Remarkably, in the fifth month of the war, German media became the world’s leaders in using the so-called ‘toxic vocabulary’ about Ukraine, including calling Russia’s actions a ‘conflict.’ In addition, the media often incorrectly transliterated the names of Ukrainian cities and regions, reproducing the Russian spelling rather than the Ukrainian one. For example, ‘Kiev’ instead of ‘Kyiv,’ ‘Odessa’ instead of ‘Odesa.’
At the time of the research, it also became known that the topic of peace talks between Ukraine and Russia was actively promoted in German online media. However, this was mainly due to the quoting of German politician former Federal Chancellor Gerhard Schroeder.
At the same time, the German media now frequently feature stories about calls, particularly by Volodymyr Zelenskyy, for more arms supplies. This is a good indicator, given that the topic of military assistance to Ukraine is not very common in the media of Western countries.
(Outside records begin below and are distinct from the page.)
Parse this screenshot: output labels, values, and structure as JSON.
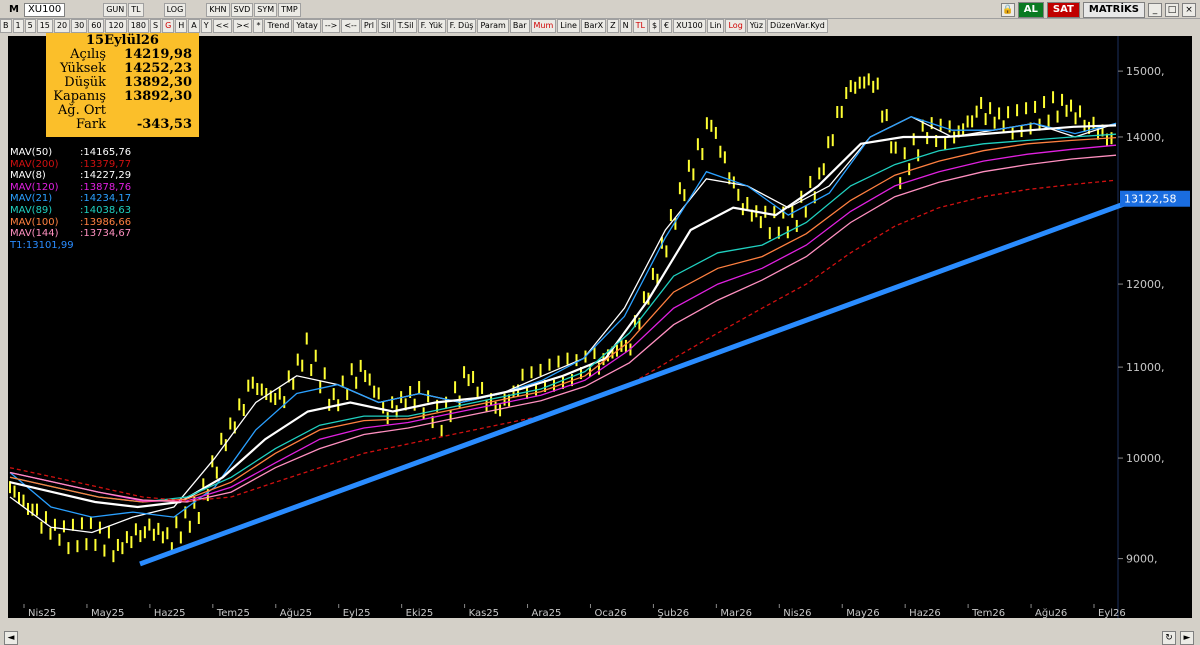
{
  "window": {
    "symbol_code": "XU100",
    "menu_letter": "M"
  },
  "toolbar": {
    "row1": [
      "GUN",
      "TL",
      "LOG",
      "KHN",
      "SVD",
      "SYM",
      "TMP"
    ],
    "row2": [
      "B",
      "1",
      "5",
      "15",
      "20",
      "30",
      "60",
      "120",
      "180",
      "S",
      "G",
      "H",
      "A",
      "Y",
      "<<",
      "><",
      "*",
      "Trend",
      "Yatay",
      "-->",
      "<--",
      "Prl",
      "Sil",
      "T.Sil",
      "F. Yük",
      "F. Düş",
      "Param",
      "Bar",
      "Mum",
      "Line",
      "BarX",
      "Z",
      "N",
      "TL",
      "$",
      "€",
      "XU100",
      "Lin",
      "Log",
      "Yüz",
      "DüzenVar.Kyd"
    ],
    "red_items": [
      "G",
      "Mum",
      "TL",
      "Log"
    ]
  },
  "right_buttons": {
    "al": "AL",
    "sat": "SAT",
    "matrix": "MATRİKS"
  },
  "info_box": {
    "date": "15Eylül26",
    "rows": [
      {
        "label": "Açılış",
        "value": "14219,98"
      },
      {
        "label": "Yüksek",
        "value": "14252,23"
      },
      {
        "label": "Düşük",
        "value": "13892,30"
      },
      {
        "label": "Kapanış",
        "value": "13892,30"
      },
      {
        "label": "Ağ. Ort",
        "value": ""
      },
      {
        "label": "Fark",
        "value": "-343,53"
      }
    ]
  },
  "legend": [
    {
      "name": "MAV(50)",
      "value": ":14165,76",
      "color": "#ffffff"
    },
    {
      "name": "MAV(200)",
      "value": ":13379,77",
      "color": "#d01010"
    },
    {
      "name": "MAV(8)",
      "value": ":14227,29",
      "color": "#ffffff"
    },
    {
      "name": "MAV(120)",
      "value": ":13878,76",
      "color": "#e020e0"
    },
    {
      "name": "MAV(21)",
      "value": ":14234,17",
      "color": "#2aa0ff"
    },
    {
      "name": "MAV(89)",
      "value": ":14038,63",
      "color": "#20d0c0"
    },
    {
      "name": "MAV(100)",
      "value": ":13986,66",
      "color": "#ff8040"
    },
    {
      "name": "MAV(144)",
      "value": ":13734,67",
      "color": "#ff90c0"
    },
    {
      "name": "T1",
      "value": ":13101,99",
      "color": "#2a8cff"
    }
  ],
  "chart_data": {
    "type": "line",
    "x_labels": [
      "Nis25",
      "May25",
      "Haz25",
      "Tem25",
      "Ağu25",
      "Eyl25",
      "Eki25",
      "Kas25",
      "Ara25",
      "Oca26",
      "Şub26",
      "Mar26",
      "Nis26",
      "May26",
      "Haz26",
      "Tem26",
      "Ağu26",
      "Eyl26"
    ],
    "y_ticks": [
      "15000,",
      "14000,",
      "12000,",
      "11000,",
      "10000,",
      "9000,"
    ],
    "y_tick_values": [
      15000,
      14000,
      12000,
      11000,
      10000,
      9000
    ],
    "y_log_scale": true,
    "ylim": [
      8600,
      15400
    ],
    "last_price_label": "13122,58",
    "price_series": [
      9700,
      9400,
      9200,
      9250,
      9100,
      9300,
      9200,
      9500,
      10200,
      10800,
      10600,
      11200,
      10600,
      11000,
      10500,
      10700,
      10400,
      10900,
      10500,
      10800,
      10900,
      11000,
      11100,
      11300,
      12200,
      13300,
      14200,
      13100,
      12800,
      12800,
      13400,
      14700,
      14900,
      13500,
      14100,
      14000,
      14400,
      14200,
      14300,
      14500,
      14200,
      13900
    ],
    "ma_series": [
      {
        "name": "MAV(8)",
        "color": "#ffffff",
        "values": [
          9600,
          9300,
          9250,
          9400,
          9500,
          10000,
          10600,
          10900,
          10800,
          10600,
          10700,
          10600,
          10700,
          10900,
          11100,
          11700,
          12700,
          13400,
          13300,
          13000,
          13300,
          14000,
          14300,
          14000,
          14100,
          14200,
          14000,
          14200
        ]
      },
      {
        "name": "MAV(21)",
        "color": "#2aa0ff",
        "values": [
          9850,
          9500,
          9400,
          9450,
          9400,
          9700,
          10300,
          10700,
          10800,
          10600,
          10700,
          10600,
          10700,
          10850,
          11100,
          11600,
          12600,
          13500,
          13300,
          12900,
          13200,
          14000,
          14300,
          14100,
          14100,
          14200,
          14050,
          14200
        ]
      },
      {
        "name": "MAV(50)",
        "color": "#ffffff",
        "values": [
          9750,
          9650,
          9550,
          9500,
          9550,
          9800,
          10200,
          10500,
          10600,
          10500,
          10600,
          10650,
          10750,
          10900,
          11100,
          11800,
          12700,
          13000,
          12900,
          13300,
          13900,
          14000,
          14000,
          14050,
          14100,
          14150,
          14170
        ]
      },
      {
        "name": "MAV(89)",
        "color": "#20d0c0",
        "values": [
          9800,
          9700,
          9600,
          9550,
          9600,
          9800,
          10100,
          10350,
          10450,
          10450,
          10550,
          10650,
          10750,
          10950,
          11400,
          12100,
          12400,
          12500,
          12800,
          13300,
          13600,
          13800,
          13900,
          13950,
          14000,
          14040
        ]
      },
      {
        "name": "MAV(100)",
        "color": "#ff8040",
        "values": [
          9800,
          9700,
          9600,
          9550,
          9580,
          9750,
          10050,
          10300,
          10400,
          10420,
          10520,
          10620,
          10720,
          10900,
          11300,
          11900,
          12200,
          12350,
          12650,
          13100,
          13450,
          13650,
          13800,
          13900,
          13950,
          13990
        ]
      },
      {
        "name": "MAV(120)",
        "color": "#e020e0",
        "values": [
          9850,
          9750,
          9650,
          9560,
          9560,
          9700,
          9950,
          10200,
          10320,
          10380,
          10480,
          10580,
          10680,
          10850,
          11200,
          11700,
          12000,
          12200,
          12500,
          12950,
          13300,
          13500,
          13650,
          13750,
          13820,
          13880
        ]
      },
      {
        "name": "MAV(144)",
        "color": "#ff90c0",
        "values": [
          9850,
          9750,
          9650,
          9570,
          9550,
          9650,
          9900,
          10100,
          10250,
          10320,
          10420,
          10520,
          10620,
          10780,
          11050,
          11500,
          11800,
          12050,
          12350,
          12800,
          13150,
          13350,
          13500,
          13600,
          13680,
          13735
        ]
      },
      {
        "name": "MAV(200)",
        "color": "#d01010",
        "values": [
          9900,
          9800,
          9700,
          9600,
          9560,
          9600,
          9750,
          9900,
          10050,
          10150,
          10250,
          10350,
          10450,
          10600,
          10800,
          11100,
          11400,
          11700,
          12000,
          12400,
          12750,
          13000,
          13150,
          13250,
          13320,
          13380
        ]
      }
    ],
    "trendline": {
      "name": "T1",
      "from": 8950,
      "to": 13101.99
    }
  }
}
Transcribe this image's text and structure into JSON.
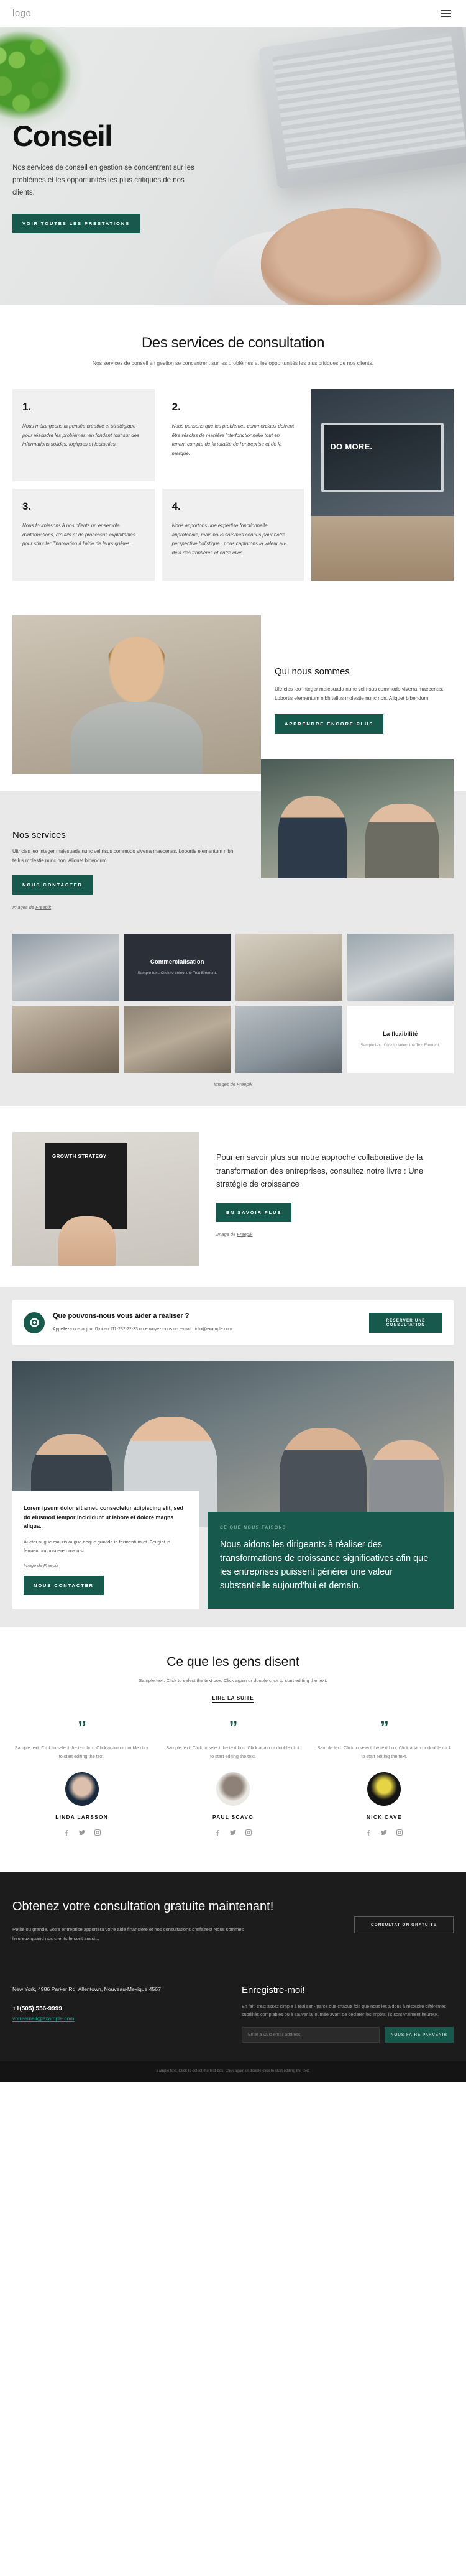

Nevertheless, the ‘evolution’ of Germany since the beginning of Russia’s full-scale invasion of Ukraine is becoming increasingly visible. A few months ago, Berlin refused to supply Ukraine with vital weapons. However, after German President Frank-Walter Steinmeier spent his diplomatic visit to Kyiv in a bomb shelter, Germany’s position changed significantly. We hope that now the German media will make this ‘evolutionary leap’ and stop trying to understand the Russians and try to see the truth.